Complete reference : ARNAUD, André-Jean, Jean Carbonnier : Un juriste dans la cité, préface de Jacques Commaille, Coll. Droit et Sociétés Classics, LGDJ, 2012, 191 p.
Jean Carbonnier is considered to be the greatest jurist of the 20th century.
He exposed civil law in textbooks from the Thémis collection, but mastered it as well and for example public law, criminal law or economic policy.
He marked the century by his work in preparation for legislative reform of family law, in his conception of legislative art.
The main interest of this book is to reproduce interviews with Jean Carbonnier. The first concerns his itinerary towards the sociology of law, the second, his description of the development of the sociology of law, and the third, the internationally understood legal sociology.
If we take more particularly the first interview, which clarifies the thought by the character, we can measure that Jean Carbonnier, greatly influenced by his year of philosophical study (notably the reading of Lucien Lévy-Bruhl), chose the right because it is a practical art and moved towards civil law because it offered more outlets. He explains his teaching methods, both written and oral.
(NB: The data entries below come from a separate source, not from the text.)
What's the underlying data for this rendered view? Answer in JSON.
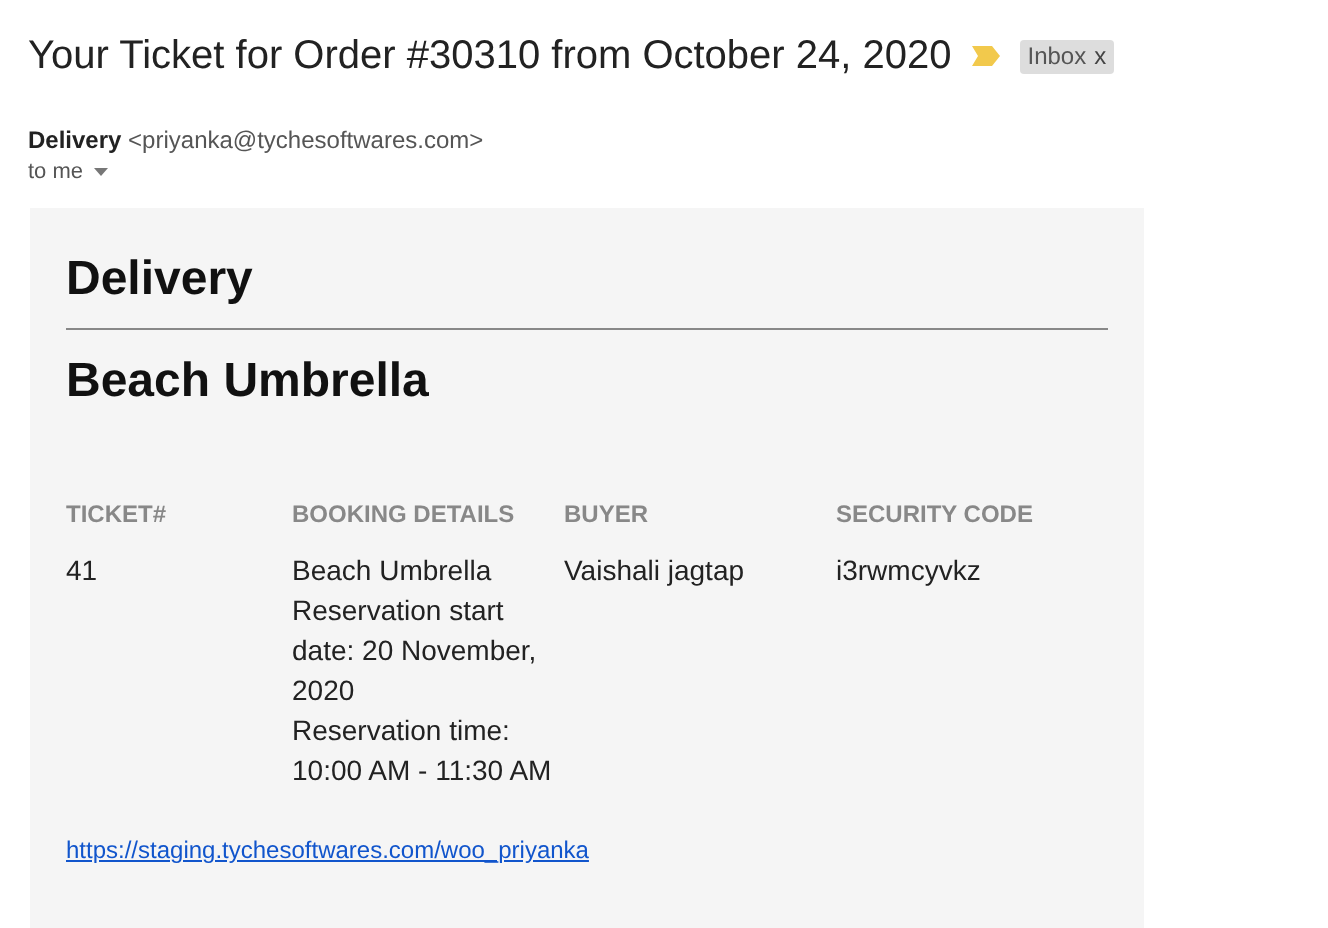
{
  "subject": "Your Ticket for Order #30310 from October 24, 2020",
  "label": {
    "text": "Inbox",
    "remove": "x"
  },
  "sender": {
    "name": "Delivery",
    "email": "<priyanka@tychesoftwares.com>",
    "recipient": "to me"
  },
  "body": {
    "heading": "Delivery",
    "product": "Beach Umbrella",
    "table": {
      "columns": [
        "TICKET#",
        "BOOKING DETAILS",
        "BUYER",
        "SECURITY CODE"
      ],
      "rows": [
        {
          "ticket": "41",
          "booking_details": [
            "Beach Umbrella",
            "Reservation start date: 20 November, 2020",
            "Reservation time: 10:00 AM - 11:30 AM"
          ],
          "buyer": "Vaishali jagtap",
          "security_code": "i3rwmcyvkz"
        }
      ]
    },
    "link": "https://staging.tychesoftwares.com/woo_priyanka"
  }
}
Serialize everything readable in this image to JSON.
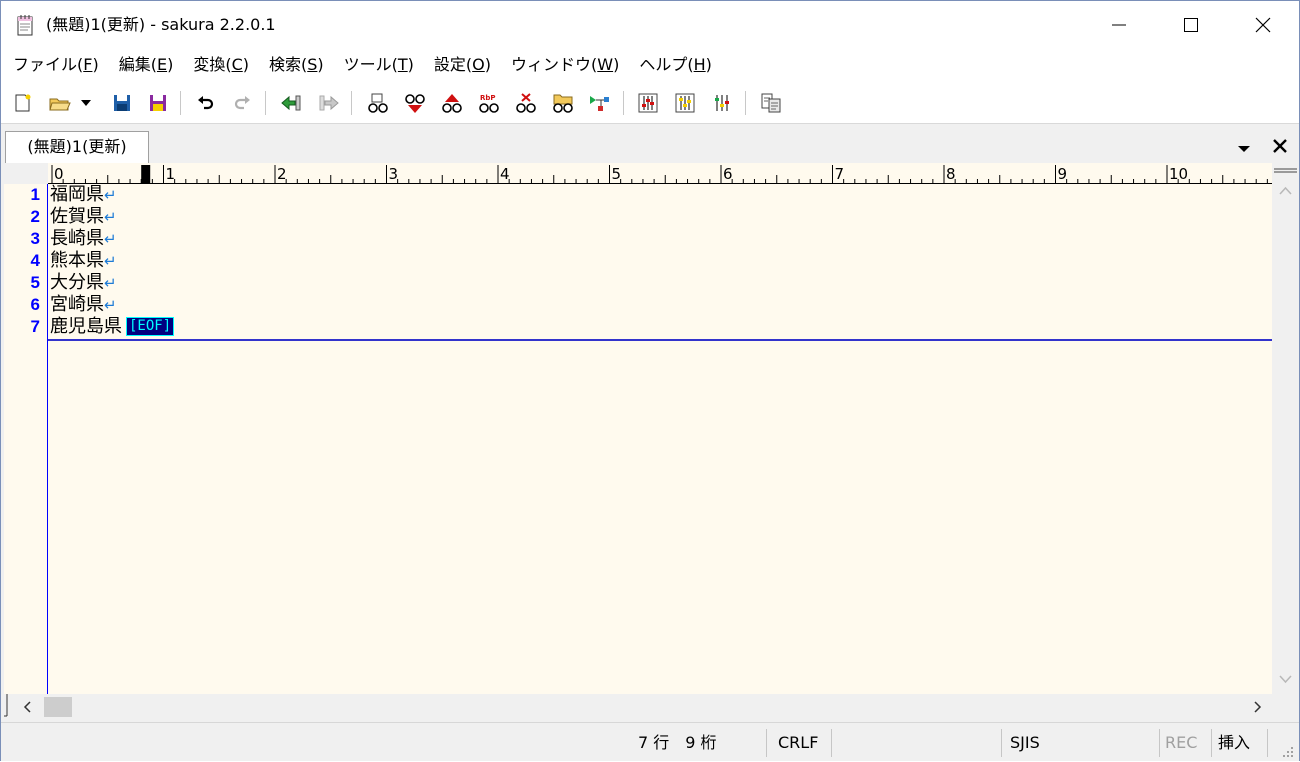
{
  "window": {
    "title": "(無題)1(更新) - sakura 2.2.0.1"
  },
  "menu": [
    {
      "label": "ファイル(",
      "key": "F",
      "end": ")"
    },
    {
      "label": "編集(",
      "key": "E",
      "end": ")"
    },
    {
      "label": "変換(",
      "key": "C",
      "end": ")"
    },
    {
      "label": "検索(",
      "key": "S",
      "end": ")"
    },
    {
      "label": "ツール(",
      "key": "T",
      "end": ")"
    },
    {
      "label": "設定(",
      "key": "O",
      "end": ")"
    },
    {
      "label": "ウィンドウ(",
      "key": "W",
      "end": ")"
    },
    {
      "label": "ヘルプ(",
      "key": "H",
      "end": ")"
    }
  ],
  "tab": {
    "label": "(無題)1(更新)"
  },
  "ruler": {
    "labels": [
      "0",
      "1",
      "2",
      "3",
      "4",
      "5",
      "6",
      "7",
      "8",
      "9",
      "10"
    ]
  },
  "editor": {
    "lines": [
      {
        "no": "1",
        "text": "福岡県",
        "eol": "↵"
      },
      {
        "no": "2",
        "text": "佐賀県",
        "eol": "↵"
      },
      {
        "no": "3",
        "text": "長崎県",
        "eol": "↵"
      },
      {
        "no": "4",
        "text": "熊本県",
        "eol": "↵"
      },
      {
        "no": "5",
        "text": "大分県",
        "eol": "↵"
      },
      {
        "no": "6",
        "text": "宮崎県",
        "eol": "↵"
      },
      {
        "no": "7",
        "text": "鹿児島県",
        "eol": "[EOF]"
      }
    ]
  },
  "status": {
    "position": "7 行　9 桁",
    "eol": "CRLF",
    "encoding": "SJIS",
    "rec": "REC",
    "mode": "挿入"
  },
  "colors": {
    "editor_bg": "#fffaee",
    "line_number": "#0000ff",
    "eol_mark": "#1e7bd6",
    "eof_bg": "#000080",
    "eof_fg": "#00ffff"
  }
}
He insists that it cannot be designated as "legislator" because only the people deserve this title and that he only had to prepare the work.
He also expressed his reluctance towards European law, his distance from the university and the need to be modest.
He developed of course his attachment to sociology, to his characters such as Georges Gurvitch and the creation of the legal sociology laboratory, in Paris 2, as well as his direction of the Sociological Year.
Through these words in light touches, we can perceive who Jean Carbonnier was.
The text of this interview is available for students registered on the e-course.